It is no surprise that some people now resort to yoga as a practice of Sikhi.
The list of our errors is long.
* * * * *
Let us try contemplating on this:
The Gurus shattered the ‘Guru’ pot of sugar, removing the claims to its exclusivity. They spread this sugar into the sand that is represented by the entire congregation. The Guru’s congregation included all religions.
We have lost the faculty of spiritual discernment. Our demise began when we started mistaking the sand for sugar, instead of searching for sugar in the sand. As a result we started broad-brushing the entire sangat and forgot the purpose of gurbani and kirtan.
The commonly seen ‘Khalsa’ is now searching, while the real Khalsa hides from us.
Here is a shabad describing a Sikh's view of the Guru:
"satgur mera bay-muh-taaj"
My true Guru is totally independent.
My Guru is settled in truth.
My Guru is the giver of all.
My Guru is the creator Lord, the writer of destiny. ||1||
There is no deity equal to the Guru.
Someone with bright destiny engages in his service. ||1||Pause||
My true Guru sustains all.
My Guru kills and revives at will.
The greatness of my Guru is manifest everywhere. ||2||
My true Guru is the power of the powerless.
My Guru is my home and court.
I am forever a sacrifice to the Guru.
He has shown me the path. ||3||
One who serves the Guru is not afflicted with fear.
One who serves the Guru does not suffer in pain.
Nanak says, all the scriptures say this.

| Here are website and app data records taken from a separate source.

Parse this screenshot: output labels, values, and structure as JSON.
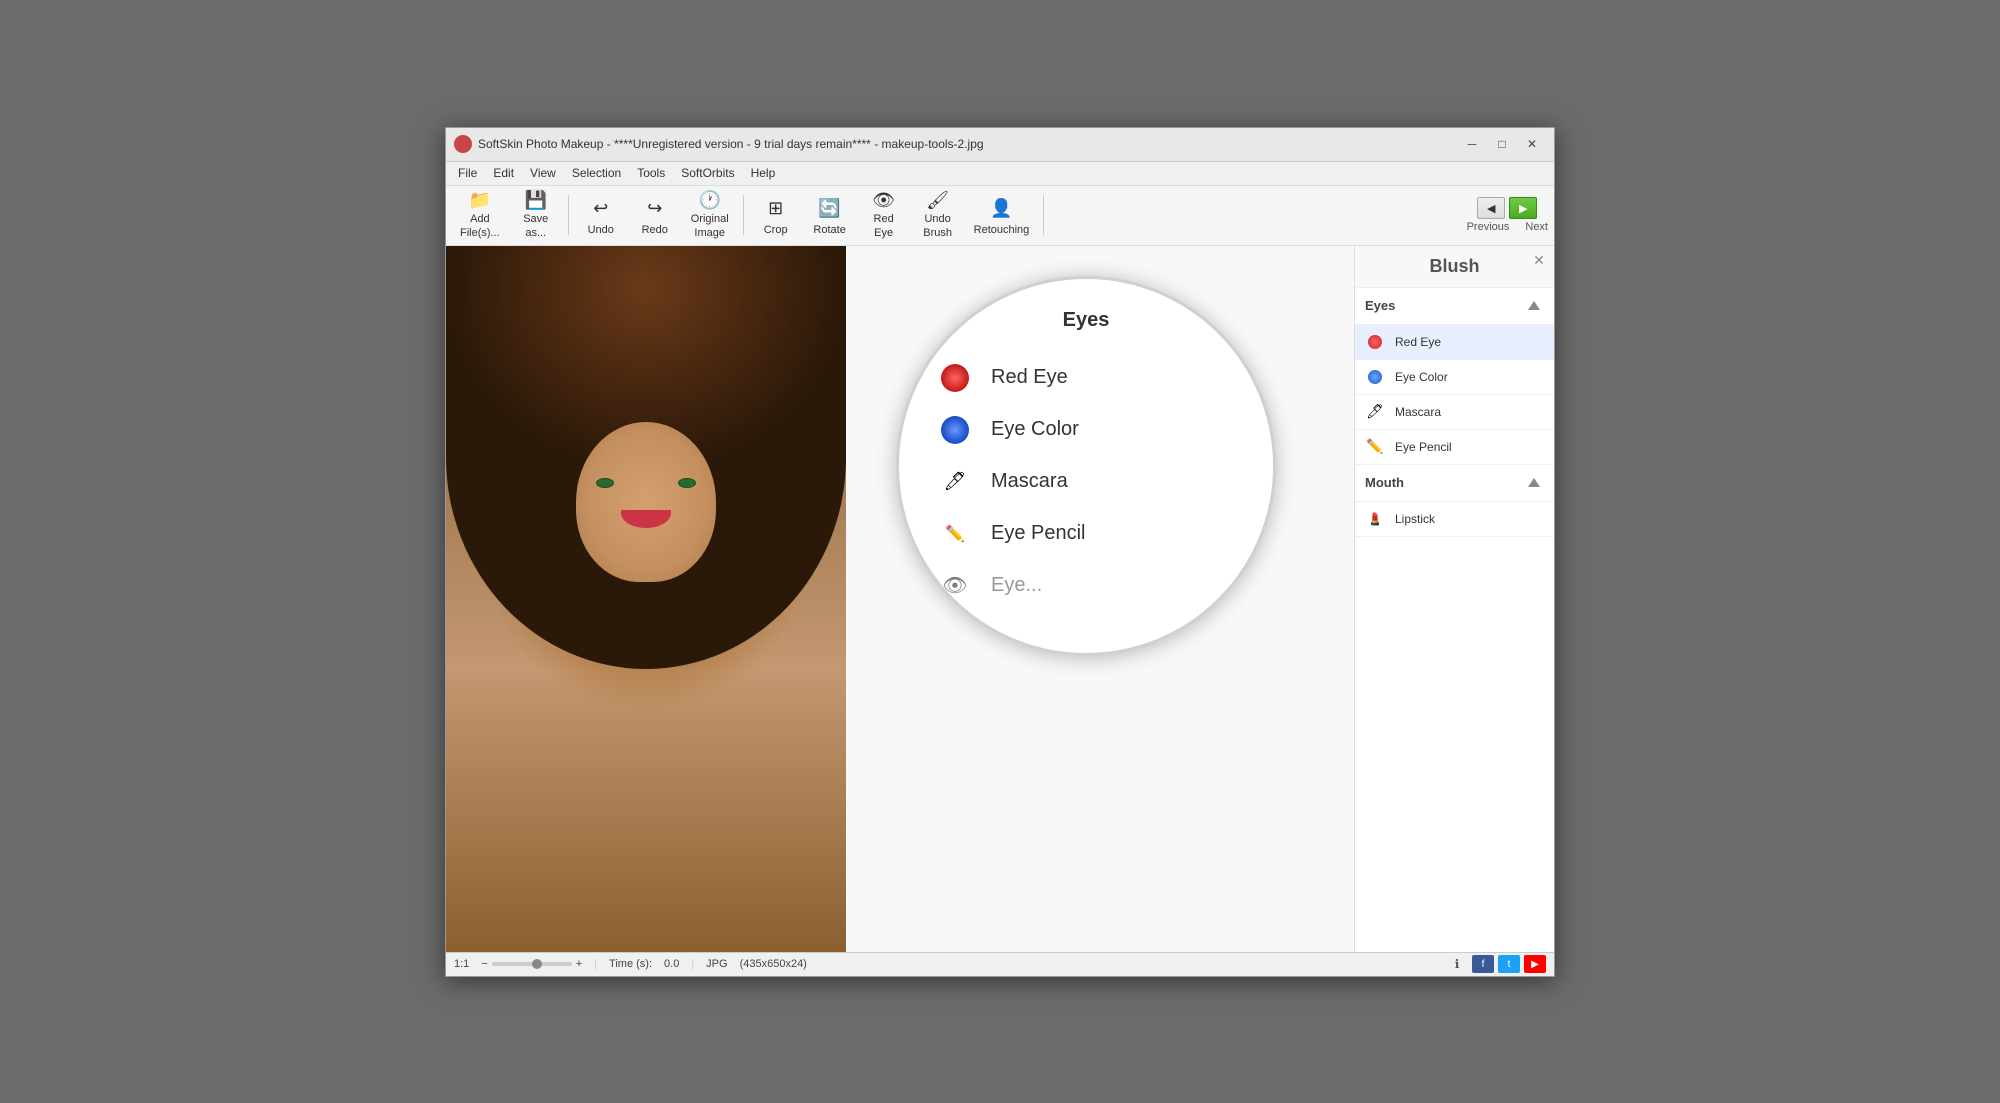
{
  "window": {
    "title": "SoftSkin Photo Makeup - ****Unregistered version - 9 trial days remain**** - makeup-tools-2.jpg",
    "icon_color": "#cc4444"
  },
  "menu": {
    "items": [
      "File",
      "Edit",
      "View",
      "Selection",
      "Tools",
      "SoftOrbits",
      "Help"
    ]
  },
  "toolbar": {
    "buttons": [
      {
        "id": "add-files",
        "label": "Add\nFile(s)...",
        "icon": "📁"
      },
      {
        "id": "save-as",
        "label": "Save\nas...",
        "icon": "💾"
      },
      {
        "id": "undo",
        "label": "Undo",
        "icon": "↩"
      },
      {
        "id": "redo",
        "label": "Redo",
        "icon": "↪"
      },
      {
        "id": "original-image",
        "label": "Original\nImage",
        "icon": "🕐"
      },
      {
        "id": "crop",
        "label": "Crop",
        "icon": "✂"
      },
      {
        "id": "rotate",
        "label": "Rotate",
        "icon": "🔄"
      },
      {
        "id": "red-eye",
        "label": "Red\nEye",
        "icon": "👁"
      },
      {
        "id": "undo-brush",
        "label": "Undo\nBrush",
        "icon": "🖌"
      },
      {
        "id": "retouching",
        "label": "Retouching",
        "icon": "👤"
      }
    ],
    "nav": {
      "previous_label": "Previous",
      "next_label": "Next"
    }
  },
  "panel": {
    "blush_title": "Blush",
    "sections": [
      {
        "id": "eyes",
        "title": "Eyes",
        "items": [
          {
            "id": "red-eye",
            "label": "Red Eye",
            "icon_type": "red-circle"
          },
          {
            "id": "eye-color",
            "label": "Eye Color",
            "icon_type": "blue-circle"
          },
          {
            "id": "mascara",
            "label": "Mascara",
            "icon_type": "mascara"
          },
          {
            "id": "eye-pencil",
            "label": "Eye Pencil",
            "icon_type": "pencil"
          }
        ]
      },
      {
        "id": "mouth",
        "title": "Mouth",
        "items": [
          {
            "id": "lipstick",
            "label": "Lipstick",
            "icon_type": "lipstick"
          }
        ]
      }
    ],
    "small_list": {
      "items": [
        {
          "id": "eye-color-sm",
          "label": "Eye Color",
          "icon_type": "blue-circle"
        },
        {
          "id": "mascara-sm",
          "label": "Mascara",
          "icon_type": "mascara"
        },
        {
          "id": "eye-pencil-sm",
          "label": "Eye Pencil",
          "icon_type": "pencil"
        }
      ]
    }
  },
  "status": {
    "zoom": "1:1",
    "time_label": "Time (s):",
    "time_value": "0.0",
    "format": "JPG",
    "dimensions": "(435x650x24)"
  },
  "zoom_menu": {
    "title": "Eyes",
    "items": [
      {
        "id": "red-eye",
        "label": "Red Eye",
        "icon_type": "red-circle"
      },
      {
        "id": "eye-color",
        "label": "Eye Color",
        "icon_type": "blue-circle"
      },
      {
        "id": "mascara",
        "label": "Mascara",
        "icon_type": "mascara"
      },
      {
        "id": "eye-pencil",
        "label": "Eye Pencil",
        "icon_type": "pencil"
      },
      {
        "id": "eye-partial",
        "label": "Eye...",
        "icon_type": "partial"
      }
    ]
  }
}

There is no difference between God and the Guru. ||4|| [GGS:1142.2-8]
Conversation about this article
1: Sri (USA), January 23, 2013, 12:52 AM.